Your answer must be every line of the data below that holds the string "Fuel", copied exactly.

↓↓↓

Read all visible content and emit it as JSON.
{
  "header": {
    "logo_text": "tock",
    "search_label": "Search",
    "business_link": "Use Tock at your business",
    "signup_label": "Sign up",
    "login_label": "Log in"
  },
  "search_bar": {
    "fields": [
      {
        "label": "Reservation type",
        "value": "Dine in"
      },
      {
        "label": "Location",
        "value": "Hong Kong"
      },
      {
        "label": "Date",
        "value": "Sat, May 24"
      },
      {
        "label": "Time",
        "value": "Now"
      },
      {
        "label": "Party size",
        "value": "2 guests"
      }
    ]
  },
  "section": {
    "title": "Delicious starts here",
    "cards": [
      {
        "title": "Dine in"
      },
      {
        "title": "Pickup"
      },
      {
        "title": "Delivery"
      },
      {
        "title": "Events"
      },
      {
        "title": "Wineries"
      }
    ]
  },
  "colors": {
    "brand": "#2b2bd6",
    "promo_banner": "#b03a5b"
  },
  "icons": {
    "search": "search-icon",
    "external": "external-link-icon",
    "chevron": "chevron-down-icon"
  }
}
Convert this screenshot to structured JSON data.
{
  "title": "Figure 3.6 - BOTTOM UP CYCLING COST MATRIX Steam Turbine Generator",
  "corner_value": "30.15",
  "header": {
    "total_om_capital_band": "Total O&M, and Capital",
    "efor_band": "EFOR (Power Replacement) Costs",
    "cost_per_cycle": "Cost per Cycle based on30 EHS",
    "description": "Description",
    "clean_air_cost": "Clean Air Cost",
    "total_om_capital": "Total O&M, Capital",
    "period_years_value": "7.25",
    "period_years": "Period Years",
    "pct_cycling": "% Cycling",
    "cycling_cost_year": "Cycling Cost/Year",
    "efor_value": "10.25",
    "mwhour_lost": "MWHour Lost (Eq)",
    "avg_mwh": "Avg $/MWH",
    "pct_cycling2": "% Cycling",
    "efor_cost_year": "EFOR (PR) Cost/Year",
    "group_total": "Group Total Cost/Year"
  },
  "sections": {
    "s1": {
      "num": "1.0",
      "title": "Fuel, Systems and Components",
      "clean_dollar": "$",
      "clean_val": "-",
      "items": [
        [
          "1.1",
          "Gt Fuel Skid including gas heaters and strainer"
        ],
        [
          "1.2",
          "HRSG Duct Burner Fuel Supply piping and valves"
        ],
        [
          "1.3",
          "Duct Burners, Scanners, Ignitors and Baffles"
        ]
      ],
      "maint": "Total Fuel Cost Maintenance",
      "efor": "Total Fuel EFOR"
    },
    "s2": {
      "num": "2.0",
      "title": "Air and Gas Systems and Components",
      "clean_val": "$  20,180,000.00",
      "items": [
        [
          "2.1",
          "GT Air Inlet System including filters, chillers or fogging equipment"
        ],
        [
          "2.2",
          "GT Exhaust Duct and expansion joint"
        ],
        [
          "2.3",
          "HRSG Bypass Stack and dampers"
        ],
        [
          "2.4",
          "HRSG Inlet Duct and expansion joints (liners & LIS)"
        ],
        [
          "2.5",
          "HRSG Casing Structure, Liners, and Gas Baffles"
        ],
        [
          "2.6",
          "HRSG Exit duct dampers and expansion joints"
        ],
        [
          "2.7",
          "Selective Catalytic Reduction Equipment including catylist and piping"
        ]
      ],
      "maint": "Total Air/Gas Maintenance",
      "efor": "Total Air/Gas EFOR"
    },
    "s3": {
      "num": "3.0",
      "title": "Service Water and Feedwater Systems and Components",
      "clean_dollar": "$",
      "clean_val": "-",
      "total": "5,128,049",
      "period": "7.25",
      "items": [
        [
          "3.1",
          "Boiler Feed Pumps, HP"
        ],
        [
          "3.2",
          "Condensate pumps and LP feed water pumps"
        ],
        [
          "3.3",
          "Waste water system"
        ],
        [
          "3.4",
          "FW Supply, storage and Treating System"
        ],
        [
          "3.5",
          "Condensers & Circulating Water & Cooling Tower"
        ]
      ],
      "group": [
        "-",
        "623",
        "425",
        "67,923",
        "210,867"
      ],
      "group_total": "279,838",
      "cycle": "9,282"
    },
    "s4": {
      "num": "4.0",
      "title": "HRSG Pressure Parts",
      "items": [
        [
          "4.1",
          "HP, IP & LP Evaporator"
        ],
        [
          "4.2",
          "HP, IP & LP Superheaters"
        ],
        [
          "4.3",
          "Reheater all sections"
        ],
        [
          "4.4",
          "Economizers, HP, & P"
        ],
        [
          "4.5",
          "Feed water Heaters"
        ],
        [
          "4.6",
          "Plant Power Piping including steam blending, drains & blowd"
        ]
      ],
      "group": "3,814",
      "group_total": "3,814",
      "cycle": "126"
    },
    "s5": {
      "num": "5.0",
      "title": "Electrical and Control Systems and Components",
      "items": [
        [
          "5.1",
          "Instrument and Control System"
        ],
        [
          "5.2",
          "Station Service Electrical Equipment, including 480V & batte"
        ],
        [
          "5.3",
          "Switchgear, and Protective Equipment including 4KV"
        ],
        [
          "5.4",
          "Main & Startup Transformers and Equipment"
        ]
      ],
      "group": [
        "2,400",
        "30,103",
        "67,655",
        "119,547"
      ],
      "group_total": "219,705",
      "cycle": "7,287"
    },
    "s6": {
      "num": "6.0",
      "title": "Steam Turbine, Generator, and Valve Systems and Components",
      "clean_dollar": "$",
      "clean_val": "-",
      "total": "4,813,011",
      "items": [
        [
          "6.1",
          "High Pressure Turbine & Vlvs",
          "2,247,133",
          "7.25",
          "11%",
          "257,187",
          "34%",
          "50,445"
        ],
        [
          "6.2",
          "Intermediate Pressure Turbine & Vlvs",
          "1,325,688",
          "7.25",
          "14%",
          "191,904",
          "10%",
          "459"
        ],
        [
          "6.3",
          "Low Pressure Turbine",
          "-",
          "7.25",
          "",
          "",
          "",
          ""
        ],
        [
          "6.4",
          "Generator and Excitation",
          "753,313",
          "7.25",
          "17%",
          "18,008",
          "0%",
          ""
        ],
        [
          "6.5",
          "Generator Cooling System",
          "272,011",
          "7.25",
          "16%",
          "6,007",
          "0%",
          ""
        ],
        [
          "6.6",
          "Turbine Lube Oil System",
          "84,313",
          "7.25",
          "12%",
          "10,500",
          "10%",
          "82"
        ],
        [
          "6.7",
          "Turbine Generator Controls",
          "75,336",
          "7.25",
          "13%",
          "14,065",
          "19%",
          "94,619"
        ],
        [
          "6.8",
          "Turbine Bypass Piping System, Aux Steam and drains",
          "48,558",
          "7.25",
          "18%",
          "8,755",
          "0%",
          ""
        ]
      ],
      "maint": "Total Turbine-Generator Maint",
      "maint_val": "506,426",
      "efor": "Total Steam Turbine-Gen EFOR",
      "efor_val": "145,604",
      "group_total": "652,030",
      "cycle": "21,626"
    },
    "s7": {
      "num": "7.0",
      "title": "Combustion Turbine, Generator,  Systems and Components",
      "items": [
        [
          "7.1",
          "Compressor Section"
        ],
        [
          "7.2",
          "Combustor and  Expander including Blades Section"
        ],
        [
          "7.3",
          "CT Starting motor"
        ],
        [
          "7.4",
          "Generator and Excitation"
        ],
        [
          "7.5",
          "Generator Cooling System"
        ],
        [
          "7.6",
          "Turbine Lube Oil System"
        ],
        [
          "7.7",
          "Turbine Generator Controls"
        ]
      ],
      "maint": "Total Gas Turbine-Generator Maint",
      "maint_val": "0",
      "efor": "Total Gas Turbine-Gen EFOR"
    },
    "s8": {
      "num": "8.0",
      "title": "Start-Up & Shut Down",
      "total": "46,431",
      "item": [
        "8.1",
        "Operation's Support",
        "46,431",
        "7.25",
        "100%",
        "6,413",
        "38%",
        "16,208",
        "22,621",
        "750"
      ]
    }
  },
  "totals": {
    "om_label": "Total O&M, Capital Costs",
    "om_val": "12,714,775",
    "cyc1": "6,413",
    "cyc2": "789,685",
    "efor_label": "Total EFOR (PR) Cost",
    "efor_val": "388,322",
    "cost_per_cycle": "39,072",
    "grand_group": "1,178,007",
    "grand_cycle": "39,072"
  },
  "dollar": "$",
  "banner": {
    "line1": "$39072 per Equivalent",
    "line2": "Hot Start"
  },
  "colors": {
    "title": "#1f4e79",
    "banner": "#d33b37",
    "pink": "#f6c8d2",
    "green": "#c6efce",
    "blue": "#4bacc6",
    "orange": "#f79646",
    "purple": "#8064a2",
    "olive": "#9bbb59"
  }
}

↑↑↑

- [RESPONSE TO THE EXERCISE]:
      "title": "Fuel, Systems and Components",
          "Gt Fuel Skid including gas heaters and strainer"
          "HRSG Duct Burner Fuel Supply piping and valves"
      "maint": "Total Fuel Cost Maintenance",
      "efor": "Total Fuel EFOR"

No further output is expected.